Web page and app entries

↓

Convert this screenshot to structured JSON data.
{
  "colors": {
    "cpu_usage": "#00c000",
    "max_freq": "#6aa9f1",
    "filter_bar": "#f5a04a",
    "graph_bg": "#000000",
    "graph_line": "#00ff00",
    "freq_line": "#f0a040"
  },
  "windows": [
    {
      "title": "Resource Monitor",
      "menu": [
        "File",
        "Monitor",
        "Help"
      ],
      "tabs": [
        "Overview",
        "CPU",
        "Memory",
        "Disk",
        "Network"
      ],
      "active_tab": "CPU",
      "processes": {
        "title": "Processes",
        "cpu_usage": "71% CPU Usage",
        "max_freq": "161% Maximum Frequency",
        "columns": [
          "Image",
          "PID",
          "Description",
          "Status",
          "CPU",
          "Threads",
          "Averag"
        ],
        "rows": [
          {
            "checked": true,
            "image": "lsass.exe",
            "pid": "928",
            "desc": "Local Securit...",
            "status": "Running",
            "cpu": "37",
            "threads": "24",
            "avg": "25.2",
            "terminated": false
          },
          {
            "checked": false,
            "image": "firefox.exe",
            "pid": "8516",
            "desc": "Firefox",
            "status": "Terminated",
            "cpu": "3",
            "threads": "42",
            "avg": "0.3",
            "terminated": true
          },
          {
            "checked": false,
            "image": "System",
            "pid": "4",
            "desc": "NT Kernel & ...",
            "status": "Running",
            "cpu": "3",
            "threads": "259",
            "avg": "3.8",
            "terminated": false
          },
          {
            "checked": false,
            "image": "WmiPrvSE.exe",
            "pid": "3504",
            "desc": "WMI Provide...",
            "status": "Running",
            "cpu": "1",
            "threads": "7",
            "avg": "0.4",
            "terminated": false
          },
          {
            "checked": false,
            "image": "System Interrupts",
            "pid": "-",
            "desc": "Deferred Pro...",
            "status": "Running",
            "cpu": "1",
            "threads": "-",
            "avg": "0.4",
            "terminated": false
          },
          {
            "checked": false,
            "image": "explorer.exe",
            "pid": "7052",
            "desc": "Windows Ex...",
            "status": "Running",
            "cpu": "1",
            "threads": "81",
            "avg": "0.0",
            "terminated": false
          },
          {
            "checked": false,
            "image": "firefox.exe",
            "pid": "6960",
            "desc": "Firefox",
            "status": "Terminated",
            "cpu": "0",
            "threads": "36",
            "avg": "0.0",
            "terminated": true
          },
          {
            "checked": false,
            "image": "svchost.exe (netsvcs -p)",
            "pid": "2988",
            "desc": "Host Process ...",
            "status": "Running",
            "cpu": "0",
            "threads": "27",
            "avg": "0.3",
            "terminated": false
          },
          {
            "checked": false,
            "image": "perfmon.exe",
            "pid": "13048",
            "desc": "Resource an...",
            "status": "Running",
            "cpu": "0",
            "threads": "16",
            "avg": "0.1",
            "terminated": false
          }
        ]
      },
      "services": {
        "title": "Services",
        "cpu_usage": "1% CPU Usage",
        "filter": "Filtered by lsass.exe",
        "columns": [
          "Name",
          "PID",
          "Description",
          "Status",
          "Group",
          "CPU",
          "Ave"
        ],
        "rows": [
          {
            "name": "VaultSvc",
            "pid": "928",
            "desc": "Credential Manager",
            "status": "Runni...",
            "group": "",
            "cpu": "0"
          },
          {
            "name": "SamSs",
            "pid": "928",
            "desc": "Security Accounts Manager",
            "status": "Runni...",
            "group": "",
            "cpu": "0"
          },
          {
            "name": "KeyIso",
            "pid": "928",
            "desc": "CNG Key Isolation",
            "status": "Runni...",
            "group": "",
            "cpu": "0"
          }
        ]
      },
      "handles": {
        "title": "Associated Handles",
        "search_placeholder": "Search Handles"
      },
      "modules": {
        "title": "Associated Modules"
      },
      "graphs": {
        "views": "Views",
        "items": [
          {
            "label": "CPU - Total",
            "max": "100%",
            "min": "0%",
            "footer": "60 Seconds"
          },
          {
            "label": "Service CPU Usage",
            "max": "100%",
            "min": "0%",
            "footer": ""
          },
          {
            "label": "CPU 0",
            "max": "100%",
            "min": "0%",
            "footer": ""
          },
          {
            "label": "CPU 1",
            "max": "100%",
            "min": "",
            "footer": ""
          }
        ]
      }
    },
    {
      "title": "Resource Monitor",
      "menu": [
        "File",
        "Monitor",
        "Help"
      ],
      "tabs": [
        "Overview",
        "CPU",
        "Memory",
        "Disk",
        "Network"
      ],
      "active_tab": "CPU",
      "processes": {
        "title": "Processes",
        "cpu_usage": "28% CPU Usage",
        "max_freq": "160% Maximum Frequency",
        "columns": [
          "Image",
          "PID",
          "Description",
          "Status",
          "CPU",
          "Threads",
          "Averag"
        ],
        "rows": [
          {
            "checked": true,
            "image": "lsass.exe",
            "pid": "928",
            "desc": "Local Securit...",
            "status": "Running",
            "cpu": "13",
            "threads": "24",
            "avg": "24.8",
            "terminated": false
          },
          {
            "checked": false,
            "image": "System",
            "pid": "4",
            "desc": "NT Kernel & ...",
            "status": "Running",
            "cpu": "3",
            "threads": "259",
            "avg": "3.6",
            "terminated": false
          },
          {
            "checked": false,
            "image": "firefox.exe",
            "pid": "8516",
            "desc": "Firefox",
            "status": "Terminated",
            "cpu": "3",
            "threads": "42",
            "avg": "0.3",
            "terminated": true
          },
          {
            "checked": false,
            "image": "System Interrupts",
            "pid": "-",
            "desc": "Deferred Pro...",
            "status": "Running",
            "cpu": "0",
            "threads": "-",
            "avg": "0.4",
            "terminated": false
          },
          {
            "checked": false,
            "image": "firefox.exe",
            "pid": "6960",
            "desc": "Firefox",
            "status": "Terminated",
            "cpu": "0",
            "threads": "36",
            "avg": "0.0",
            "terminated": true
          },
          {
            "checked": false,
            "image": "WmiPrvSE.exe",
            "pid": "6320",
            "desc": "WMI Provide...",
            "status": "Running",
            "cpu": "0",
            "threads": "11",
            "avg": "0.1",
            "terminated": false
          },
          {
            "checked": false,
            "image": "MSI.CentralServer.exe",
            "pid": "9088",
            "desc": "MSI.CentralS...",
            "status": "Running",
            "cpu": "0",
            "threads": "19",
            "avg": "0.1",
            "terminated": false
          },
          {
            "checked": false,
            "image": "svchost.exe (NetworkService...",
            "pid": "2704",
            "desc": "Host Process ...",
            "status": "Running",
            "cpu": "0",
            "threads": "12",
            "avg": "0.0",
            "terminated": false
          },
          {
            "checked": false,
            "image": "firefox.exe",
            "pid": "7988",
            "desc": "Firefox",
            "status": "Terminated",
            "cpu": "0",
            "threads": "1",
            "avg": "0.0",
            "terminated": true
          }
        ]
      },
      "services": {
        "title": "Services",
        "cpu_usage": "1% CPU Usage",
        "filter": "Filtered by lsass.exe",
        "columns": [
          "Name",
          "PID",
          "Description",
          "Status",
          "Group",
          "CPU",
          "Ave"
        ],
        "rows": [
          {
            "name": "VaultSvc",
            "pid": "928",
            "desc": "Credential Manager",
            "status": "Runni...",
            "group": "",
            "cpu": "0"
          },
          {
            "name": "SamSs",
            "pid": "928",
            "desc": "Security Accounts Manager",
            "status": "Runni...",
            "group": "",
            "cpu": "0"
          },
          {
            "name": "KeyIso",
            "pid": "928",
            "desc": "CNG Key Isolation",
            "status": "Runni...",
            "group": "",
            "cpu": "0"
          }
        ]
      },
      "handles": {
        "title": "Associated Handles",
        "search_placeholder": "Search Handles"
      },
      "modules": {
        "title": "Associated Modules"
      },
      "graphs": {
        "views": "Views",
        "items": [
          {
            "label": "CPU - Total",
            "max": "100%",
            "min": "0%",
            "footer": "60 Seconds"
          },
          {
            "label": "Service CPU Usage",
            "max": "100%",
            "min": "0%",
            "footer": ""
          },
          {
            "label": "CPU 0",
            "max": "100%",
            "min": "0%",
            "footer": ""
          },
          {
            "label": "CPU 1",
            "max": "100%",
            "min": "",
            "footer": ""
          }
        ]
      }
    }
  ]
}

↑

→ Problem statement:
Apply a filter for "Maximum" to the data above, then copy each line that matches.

→ Response:
        "max_freq": "161% Maximum Frequency",
        "max_freq": "160% Maximum Frequency",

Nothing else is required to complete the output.